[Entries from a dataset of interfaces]
• • •
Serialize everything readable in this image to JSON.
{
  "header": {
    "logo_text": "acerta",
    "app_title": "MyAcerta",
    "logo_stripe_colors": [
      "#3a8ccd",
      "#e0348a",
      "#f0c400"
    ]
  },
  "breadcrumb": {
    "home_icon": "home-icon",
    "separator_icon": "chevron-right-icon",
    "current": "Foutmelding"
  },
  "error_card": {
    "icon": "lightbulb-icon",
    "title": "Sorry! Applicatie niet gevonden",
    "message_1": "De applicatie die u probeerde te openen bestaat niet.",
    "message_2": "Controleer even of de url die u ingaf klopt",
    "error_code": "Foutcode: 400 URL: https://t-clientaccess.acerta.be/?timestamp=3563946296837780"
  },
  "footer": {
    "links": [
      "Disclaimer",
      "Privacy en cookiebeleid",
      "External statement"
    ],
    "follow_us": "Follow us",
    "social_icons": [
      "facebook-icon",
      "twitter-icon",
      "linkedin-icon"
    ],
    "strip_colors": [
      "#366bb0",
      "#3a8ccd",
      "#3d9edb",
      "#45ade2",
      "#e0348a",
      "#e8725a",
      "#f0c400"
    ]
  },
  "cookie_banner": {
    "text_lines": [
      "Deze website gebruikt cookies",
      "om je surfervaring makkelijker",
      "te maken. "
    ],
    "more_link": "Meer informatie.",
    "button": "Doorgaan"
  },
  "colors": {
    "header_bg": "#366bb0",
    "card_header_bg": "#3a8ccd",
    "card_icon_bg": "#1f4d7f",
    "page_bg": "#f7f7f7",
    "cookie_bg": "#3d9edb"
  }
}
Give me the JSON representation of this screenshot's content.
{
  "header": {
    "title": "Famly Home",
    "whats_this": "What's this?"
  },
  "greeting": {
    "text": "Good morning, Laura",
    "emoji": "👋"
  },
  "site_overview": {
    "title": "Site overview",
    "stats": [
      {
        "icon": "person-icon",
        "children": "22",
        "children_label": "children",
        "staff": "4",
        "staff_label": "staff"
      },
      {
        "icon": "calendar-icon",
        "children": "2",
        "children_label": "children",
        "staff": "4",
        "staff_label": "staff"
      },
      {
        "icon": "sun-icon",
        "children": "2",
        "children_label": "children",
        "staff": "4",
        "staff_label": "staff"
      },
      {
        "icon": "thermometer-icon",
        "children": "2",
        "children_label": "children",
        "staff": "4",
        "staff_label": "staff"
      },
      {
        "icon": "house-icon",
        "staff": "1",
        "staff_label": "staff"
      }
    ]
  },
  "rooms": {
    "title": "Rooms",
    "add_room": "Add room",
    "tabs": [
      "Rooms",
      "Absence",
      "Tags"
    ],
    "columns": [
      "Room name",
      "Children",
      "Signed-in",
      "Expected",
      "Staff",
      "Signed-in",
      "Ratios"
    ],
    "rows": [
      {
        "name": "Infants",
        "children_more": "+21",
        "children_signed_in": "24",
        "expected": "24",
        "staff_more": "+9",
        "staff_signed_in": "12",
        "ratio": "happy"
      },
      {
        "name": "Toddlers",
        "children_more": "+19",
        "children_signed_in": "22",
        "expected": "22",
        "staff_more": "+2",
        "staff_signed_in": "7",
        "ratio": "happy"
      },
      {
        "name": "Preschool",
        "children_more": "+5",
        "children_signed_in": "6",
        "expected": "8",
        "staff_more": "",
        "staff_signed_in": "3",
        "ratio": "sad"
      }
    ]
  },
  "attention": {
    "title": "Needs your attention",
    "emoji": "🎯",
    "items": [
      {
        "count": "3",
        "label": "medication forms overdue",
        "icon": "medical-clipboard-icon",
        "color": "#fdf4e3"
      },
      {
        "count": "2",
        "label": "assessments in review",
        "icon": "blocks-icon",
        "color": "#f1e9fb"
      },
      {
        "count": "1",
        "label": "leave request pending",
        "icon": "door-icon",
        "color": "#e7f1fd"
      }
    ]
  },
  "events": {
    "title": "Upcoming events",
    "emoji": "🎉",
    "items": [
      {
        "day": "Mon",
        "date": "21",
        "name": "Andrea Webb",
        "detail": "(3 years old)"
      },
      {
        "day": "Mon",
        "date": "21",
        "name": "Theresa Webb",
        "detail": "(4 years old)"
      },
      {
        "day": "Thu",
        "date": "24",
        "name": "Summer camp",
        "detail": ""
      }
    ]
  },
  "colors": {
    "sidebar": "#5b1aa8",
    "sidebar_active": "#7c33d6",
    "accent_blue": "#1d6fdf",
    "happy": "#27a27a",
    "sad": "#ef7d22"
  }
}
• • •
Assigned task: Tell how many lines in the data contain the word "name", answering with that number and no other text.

Solution: 7